> _Goal of the exercise_:
In the records below, count every line that contains the word "copy" and report only the total.

>>>>>

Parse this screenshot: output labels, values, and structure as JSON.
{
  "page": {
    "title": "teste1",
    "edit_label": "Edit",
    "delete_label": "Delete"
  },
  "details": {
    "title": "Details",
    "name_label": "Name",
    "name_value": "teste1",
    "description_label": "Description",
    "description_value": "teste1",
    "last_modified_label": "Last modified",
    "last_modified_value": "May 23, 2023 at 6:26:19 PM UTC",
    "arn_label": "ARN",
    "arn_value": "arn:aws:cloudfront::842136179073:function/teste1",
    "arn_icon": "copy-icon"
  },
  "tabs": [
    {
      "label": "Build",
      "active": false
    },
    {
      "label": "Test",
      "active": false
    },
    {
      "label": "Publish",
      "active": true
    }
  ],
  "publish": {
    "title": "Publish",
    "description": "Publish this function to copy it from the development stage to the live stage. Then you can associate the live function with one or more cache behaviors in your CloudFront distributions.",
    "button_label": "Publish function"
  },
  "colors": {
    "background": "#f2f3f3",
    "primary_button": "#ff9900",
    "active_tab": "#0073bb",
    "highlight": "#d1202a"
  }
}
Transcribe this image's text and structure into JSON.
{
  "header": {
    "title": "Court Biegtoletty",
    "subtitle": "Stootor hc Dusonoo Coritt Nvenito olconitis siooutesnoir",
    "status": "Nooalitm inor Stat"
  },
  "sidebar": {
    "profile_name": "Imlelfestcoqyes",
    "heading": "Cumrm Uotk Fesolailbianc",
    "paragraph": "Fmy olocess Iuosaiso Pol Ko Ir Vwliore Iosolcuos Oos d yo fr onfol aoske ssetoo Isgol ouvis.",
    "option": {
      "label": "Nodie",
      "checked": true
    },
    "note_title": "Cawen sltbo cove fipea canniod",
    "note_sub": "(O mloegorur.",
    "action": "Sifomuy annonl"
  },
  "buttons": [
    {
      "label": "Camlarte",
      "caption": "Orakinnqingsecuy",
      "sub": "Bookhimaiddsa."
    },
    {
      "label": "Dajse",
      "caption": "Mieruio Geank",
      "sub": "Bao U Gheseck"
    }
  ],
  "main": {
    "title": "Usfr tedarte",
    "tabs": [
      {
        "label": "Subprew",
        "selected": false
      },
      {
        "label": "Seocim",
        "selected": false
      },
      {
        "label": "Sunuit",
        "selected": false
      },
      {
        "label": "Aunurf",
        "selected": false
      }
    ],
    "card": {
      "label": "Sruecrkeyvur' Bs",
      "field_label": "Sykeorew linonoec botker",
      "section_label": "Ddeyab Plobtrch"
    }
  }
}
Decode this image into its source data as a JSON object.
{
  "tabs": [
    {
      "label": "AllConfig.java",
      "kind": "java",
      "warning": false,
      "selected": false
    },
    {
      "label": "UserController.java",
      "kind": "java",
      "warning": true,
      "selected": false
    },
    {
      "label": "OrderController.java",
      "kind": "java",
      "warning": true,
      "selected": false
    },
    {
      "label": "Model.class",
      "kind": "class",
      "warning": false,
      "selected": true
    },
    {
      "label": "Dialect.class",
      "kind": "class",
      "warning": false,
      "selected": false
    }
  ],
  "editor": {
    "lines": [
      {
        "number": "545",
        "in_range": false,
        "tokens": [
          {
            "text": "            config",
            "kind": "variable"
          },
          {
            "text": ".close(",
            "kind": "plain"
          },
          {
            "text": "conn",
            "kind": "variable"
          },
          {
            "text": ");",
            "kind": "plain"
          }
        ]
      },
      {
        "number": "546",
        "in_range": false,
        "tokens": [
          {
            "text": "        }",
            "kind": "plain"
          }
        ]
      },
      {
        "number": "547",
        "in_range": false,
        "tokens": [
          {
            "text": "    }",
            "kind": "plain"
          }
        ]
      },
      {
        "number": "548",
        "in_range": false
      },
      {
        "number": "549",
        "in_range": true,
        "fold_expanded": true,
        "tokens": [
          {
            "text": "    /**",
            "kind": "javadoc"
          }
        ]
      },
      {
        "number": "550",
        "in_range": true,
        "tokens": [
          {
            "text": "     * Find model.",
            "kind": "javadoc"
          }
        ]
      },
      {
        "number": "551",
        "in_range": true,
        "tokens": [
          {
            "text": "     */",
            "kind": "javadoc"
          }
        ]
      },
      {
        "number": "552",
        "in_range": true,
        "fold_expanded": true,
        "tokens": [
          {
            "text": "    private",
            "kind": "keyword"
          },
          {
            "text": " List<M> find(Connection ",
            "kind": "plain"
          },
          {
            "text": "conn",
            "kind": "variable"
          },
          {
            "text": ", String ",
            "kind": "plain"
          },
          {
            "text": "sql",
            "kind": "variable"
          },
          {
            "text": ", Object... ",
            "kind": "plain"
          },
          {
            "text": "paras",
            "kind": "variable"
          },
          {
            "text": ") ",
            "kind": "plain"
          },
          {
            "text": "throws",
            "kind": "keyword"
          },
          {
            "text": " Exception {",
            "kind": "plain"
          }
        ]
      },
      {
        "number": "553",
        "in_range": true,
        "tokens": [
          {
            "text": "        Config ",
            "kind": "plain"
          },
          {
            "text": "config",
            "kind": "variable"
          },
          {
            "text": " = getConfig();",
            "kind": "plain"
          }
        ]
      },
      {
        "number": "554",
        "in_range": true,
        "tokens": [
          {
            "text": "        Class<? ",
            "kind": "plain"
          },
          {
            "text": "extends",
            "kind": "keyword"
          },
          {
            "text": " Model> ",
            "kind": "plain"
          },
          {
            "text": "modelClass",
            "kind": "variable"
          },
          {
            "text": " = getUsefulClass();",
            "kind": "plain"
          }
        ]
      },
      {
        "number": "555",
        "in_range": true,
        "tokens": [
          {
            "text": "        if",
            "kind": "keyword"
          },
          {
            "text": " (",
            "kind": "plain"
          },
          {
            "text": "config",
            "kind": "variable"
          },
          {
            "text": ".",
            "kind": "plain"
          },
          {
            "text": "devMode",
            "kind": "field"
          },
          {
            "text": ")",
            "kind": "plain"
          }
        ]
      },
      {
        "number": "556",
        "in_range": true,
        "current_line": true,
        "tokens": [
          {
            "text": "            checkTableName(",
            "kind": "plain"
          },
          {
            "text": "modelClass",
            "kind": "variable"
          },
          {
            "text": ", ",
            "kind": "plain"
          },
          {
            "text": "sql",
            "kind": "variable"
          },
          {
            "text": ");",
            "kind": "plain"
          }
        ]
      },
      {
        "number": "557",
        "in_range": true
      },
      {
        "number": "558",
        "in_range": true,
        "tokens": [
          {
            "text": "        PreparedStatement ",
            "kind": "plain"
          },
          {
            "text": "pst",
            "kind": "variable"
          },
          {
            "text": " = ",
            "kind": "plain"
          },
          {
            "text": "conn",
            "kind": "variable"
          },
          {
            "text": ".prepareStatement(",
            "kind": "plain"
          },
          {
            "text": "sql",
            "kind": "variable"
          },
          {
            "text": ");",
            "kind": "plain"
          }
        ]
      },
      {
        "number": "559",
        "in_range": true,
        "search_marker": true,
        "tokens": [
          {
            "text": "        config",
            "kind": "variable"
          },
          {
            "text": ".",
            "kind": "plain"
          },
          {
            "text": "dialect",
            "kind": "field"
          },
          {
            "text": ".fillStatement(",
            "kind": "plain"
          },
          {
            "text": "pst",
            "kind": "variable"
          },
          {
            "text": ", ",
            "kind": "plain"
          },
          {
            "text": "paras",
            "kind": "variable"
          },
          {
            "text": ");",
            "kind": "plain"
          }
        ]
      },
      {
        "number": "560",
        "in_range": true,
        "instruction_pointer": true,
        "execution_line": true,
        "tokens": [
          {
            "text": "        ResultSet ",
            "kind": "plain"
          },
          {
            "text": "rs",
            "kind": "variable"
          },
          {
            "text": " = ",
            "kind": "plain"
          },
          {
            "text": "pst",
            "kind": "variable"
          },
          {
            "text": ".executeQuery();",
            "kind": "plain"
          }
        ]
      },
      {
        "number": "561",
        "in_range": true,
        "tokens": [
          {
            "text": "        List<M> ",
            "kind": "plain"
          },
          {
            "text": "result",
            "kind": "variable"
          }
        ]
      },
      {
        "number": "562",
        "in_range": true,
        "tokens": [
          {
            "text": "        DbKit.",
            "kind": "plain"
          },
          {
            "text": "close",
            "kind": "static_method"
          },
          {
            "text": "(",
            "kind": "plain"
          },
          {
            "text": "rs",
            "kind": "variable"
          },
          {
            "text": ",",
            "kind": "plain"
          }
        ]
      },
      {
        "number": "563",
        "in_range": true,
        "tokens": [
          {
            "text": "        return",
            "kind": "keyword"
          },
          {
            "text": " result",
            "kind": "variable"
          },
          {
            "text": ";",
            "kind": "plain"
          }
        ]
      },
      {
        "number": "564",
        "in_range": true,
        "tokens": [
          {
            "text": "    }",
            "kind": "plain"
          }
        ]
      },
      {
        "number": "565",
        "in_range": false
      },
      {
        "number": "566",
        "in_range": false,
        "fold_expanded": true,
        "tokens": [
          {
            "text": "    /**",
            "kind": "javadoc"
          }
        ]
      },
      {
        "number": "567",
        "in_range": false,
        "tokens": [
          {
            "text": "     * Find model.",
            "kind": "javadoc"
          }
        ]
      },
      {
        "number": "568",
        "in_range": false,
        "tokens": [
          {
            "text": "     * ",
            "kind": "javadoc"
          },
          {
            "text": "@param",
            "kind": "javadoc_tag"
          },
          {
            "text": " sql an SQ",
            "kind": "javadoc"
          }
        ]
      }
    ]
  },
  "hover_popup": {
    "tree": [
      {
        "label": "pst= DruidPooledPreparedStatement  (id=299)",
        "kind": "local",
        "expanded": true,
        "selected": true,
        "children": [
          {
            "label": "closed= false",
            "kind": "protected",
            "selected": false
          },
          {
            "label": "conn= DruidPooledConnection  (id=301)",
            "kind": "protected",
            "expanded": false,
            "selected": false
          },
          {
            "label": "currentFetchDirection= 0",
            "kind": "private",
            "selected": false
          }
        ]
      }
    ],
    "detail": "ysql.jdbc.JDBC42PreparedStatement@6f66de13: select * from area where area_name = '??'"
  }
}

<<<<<

> _Output of the exercise_:
2